#### Exercise requirements
Going through the material below, please gather all lines with the word "Online" in them.

#### Data extracts
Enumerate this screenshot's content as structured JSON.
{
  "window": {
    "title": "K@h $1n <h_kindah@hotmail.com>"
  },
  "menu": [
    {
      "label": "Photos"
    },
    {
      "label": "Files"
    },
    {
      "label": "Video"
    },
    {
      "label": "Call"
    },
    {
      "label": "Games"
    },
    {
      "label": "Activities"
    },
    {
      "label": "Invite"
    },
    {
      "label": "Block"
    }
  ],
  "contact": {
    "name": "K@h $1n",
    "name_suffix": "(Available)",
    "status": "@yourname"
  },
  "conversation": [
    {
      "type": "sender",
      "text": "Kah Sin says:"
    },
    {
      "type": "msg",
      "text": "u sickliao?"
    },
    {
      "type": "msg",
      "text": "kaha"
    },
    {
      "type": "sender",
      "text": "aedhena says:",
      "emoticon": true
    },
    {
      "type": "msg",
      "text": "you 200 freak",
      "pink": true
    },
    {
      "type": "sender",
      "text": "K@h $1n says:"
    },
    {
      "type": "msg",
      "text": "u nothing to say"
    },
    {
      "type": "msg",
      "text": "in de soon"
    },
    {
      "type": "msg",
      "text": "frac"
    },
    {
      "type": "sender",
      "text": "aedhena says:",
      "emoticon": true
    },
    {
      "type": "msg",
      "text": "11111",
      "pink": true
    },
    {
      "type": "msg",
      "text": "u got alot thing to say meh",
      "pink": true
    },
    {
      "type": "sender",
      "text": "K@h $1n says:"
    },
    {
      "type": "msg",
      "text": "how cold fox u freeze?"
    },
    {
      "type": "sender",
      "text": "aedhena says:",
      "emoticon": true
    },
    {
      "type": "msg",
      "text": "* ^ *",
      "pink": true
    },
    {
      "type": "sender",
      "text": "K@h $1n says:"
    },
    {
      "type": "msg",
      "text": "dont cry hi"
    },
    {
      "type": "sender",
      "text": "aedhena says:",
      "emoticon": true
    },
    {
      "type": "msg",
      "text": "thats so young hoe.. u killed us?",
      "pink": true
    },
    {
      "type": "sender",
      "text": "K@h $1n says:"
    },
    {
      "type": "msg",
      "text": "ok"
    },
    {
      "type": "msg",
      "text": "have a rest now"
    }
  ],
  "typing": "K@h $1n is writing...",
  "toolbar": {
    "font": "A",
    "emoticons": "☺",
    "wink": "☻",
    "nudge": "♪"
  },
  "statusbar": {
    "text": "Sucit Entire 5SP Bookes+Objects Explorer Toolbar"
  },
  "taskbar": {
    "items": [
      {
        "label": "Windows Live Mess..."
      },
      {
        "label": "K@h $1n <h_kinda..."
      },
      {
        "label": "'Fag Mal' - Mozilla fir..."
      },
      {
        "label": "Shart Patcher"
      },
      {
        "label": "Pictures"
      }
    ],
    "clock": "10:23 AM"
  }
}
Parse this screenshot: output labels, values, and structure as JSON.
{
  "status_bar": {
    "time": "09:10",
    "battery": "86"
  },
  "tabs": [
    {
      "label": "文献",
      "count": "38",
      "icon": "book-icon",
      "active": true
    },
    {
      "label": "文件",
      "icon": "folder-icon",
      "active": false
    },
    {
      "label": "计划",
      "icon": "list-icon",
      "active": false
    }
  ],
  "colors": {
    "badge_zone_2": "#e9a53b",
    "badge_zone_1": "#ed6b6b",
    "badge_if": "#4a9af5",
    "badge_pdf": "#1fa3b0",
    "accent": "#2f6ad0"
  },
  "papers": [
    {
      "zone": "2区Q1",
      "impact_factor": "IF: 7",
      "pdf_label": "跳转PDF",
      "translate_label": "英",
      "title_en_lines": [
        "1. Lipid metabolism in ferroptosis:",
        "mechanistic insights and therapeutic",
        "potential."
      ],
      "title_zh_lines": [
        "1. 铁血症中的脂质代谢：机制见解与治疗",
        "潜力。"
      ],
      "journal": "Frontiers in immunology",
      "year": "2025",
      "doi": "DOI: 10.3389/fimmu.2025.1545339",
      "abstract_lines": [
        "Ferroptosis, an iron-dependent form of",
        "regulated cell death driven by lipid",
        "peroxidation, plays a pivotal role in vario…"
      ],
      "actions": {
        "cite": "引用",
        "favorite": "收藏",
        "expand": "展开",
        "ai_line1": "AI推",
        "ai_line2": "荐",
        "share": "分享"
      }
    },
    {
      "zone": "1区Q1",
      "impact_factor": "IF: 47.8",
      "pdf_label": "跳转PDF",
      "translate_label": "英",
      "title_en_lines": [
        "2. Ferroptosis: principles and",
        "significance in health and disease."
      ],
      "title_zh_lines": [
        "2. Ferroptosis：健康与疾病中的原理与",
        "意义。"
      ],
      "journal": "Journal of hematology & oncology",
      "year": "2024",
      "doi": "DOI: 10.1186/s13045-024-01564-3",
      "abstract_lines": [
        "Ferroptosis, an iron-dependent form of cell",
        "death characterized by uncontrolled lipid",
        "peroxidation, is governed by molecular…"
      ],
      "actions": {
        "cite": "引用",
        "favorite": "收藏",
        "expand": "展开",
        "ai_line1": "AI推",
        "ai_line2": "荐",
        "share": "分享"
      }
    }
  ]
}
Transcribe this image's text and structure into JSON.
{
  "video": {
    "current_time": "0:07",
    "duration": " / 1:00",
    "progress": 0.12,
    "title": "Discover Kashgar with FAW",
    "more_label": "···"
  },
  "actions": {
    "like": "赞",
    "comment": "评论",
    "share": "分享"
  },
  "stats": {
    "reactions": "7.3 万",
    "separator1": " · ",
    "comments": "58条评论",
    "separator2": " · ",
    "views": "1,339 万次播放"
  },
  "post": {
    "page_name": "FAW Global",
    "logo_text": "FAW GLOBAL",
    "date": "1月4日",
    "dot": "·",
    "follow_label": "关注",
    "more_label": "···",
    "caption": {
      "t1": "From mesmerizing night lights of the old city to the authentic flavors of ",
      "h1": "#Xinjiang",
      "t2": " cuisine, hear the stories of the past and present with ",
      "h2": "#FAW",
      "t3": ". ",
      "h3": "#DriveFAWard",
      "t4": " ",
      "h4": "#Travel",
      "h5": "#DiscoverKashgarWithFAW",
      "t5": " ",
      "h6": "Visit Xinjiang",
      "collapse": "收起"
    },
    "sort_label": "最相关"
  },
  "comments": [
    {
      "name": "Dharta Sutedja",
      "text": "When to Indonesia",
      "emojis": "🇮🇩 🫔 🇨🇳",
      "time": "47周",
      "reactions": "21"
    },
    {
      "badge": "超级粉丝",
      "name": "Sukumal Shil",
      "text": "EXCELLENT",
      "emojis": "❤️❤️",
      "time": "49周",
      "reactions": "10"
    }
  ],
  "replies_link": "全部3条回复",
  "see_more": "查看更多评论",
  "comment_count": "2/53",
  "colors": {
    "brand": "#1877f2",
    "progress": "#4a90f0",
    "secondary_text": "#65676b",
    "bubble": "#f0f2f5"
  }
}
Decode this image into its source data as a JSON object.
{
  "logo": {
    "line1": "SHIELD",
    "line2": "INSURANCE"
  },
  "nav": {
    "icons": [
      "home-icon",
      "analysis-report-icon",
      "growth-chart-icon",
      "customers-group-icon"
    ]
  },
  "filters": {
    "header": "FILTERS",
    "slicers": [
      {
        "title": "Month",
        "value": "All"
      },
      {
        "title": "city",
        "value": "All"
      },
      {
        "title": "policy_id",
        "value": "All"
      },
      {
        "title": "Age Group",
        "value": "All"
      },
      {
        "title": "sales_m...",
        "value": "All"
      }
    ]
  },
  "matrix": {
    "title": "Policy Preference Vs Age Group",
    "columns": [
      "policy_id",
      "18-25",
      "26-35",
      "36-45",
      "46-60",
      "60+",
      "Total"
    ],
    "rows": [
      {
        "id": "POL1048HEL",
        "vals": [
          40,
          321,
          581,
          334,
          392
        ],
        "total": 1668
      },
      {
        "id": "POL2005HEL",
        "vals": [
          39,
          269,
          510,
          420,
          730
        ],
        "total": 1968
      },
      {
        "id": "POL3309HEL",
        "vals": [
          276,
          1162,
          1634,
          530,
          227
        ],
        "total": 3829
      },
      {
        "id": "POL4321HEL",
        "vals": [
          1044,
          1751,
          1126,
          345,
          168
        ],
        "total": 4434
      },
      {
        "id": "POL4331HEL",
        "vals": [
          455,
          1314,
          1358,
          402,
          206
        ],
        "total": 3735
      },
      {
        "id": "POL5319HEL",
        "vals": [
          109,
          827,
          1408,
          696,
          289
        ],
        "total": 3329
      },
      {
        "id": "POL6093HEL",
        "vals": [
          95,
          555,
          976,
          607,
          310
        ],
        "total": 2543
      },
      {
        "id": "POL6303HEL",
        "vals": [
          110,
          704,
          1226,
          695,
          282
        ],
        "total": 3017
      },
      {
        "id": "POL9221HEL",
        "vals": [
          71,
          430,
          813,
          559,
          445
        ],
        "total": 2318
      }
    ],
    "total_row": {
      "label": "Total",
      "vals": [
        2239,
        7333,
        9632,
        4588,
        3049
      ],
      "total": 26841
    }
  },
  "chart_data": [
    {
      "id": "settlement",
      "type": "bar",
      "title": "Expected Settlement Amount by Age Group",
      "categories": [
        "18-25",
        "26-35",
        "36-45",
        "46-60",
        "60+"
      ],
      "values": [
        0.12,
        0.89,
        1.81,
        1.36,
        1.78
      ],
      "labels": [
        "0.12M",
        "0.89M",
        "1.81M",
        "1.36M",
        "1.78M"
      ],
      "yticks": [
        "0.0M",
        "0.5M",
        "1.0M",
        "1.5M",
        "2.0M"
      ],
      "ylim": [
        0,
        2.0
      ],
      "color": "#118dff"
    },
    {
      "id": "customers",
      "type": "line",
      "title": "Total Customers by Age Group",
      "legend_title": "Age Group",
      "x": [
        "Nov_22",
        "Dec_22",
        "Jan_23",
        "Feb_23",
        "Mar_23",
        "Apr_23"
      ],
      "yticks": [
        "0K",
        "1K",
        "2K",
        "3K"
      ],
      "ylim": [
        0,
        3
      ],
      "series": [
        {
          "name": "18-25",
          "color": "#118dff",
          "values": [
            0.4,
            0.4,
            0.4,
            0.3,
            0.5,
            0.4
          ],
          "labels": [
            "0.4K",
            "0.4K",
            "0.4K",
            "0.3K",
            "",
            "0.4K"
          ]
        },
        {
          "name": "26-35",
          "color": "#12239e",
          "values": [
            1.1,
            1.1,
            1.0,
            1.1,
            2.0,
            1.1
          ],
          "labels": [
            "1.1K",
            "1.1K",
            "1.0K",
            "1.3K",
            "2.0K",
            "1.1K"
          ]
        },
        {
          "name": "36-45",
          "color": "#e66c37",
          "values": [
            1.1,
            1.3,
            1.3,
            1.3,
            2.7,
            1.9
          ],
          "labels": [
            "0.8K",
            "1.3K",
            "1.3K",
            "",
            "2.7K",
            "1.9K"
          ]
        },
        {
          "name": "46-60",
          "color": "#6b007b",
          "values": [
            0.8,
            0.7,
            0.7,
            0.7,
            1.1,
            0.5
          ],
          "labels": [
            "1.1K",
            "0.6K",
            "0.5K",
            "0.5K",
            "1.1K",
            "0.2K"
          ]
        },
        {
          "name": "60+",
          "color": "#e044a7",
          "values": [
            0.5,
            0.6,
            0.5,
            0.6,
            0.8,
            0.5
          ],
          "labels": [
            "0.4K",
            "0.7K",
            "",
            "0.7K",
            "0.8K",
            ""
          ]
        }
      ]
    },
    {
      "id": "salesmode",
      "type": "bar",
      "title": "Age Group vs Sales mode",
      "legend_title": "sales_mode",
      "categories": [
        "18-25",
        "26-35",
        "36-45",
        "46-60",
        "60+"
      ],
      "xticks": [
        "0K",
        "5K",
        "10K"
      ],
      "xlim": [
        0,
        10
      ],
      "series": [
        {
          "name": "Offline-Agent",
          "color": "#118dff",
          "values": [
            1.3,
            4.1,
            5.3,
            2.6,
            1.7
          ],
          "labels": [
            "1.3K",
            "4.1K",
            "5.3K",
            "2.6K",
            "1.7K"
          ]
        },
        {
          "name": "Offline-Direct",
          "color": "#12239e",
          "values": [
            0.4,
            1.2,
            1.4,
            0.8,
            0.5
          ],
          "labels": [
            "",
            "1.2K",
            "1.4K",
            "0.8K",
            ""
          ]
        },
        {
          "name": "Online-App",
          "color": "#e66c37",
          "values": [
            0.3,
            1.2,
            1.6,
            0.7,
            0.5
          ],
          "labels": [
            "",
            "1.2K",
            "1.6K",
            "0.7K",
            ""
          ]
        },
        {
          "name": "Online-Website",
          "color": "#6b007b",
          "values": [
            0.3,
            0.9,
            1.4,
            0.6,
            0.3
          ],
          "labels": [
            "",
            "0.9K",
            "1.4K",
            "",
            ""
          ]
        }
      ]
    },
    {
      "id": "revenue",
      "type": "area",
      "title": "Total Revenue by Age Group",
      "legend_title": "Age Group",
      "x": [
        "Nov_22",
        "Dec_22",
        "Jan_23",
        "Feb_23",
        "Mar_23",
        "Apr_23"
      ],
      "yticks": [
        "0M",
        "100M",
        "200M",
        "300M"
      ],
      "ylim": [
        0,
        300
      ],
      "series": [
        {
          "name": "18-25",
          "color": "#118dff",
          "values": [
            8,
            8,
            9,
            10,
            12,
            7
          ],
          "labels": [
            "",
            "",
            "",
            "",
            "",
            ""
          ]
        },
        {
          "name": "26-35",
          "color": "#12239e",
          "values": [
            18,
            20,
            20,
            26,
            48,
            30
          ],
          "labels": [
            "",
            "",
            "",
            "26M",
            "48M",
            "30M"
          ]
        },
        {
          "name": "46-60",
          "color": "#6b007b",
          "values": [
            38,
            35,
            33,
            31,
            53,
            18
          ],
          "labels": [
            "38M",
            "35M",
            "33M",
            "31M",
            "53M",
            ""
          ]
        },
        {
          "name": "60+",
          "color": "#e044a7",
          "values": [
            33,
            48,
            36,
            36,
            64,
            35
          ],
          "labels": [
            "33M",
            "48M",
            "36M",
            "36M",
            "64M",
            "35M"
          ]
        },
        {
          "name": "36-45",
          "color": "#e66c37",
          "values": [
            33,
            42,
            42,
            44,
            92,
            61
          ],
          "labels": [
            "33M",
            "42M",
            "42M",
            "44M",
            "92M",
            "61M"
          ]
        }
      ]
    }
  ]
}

#### Result of this task
          "name": "Online-App",
          "name": "Online-Website",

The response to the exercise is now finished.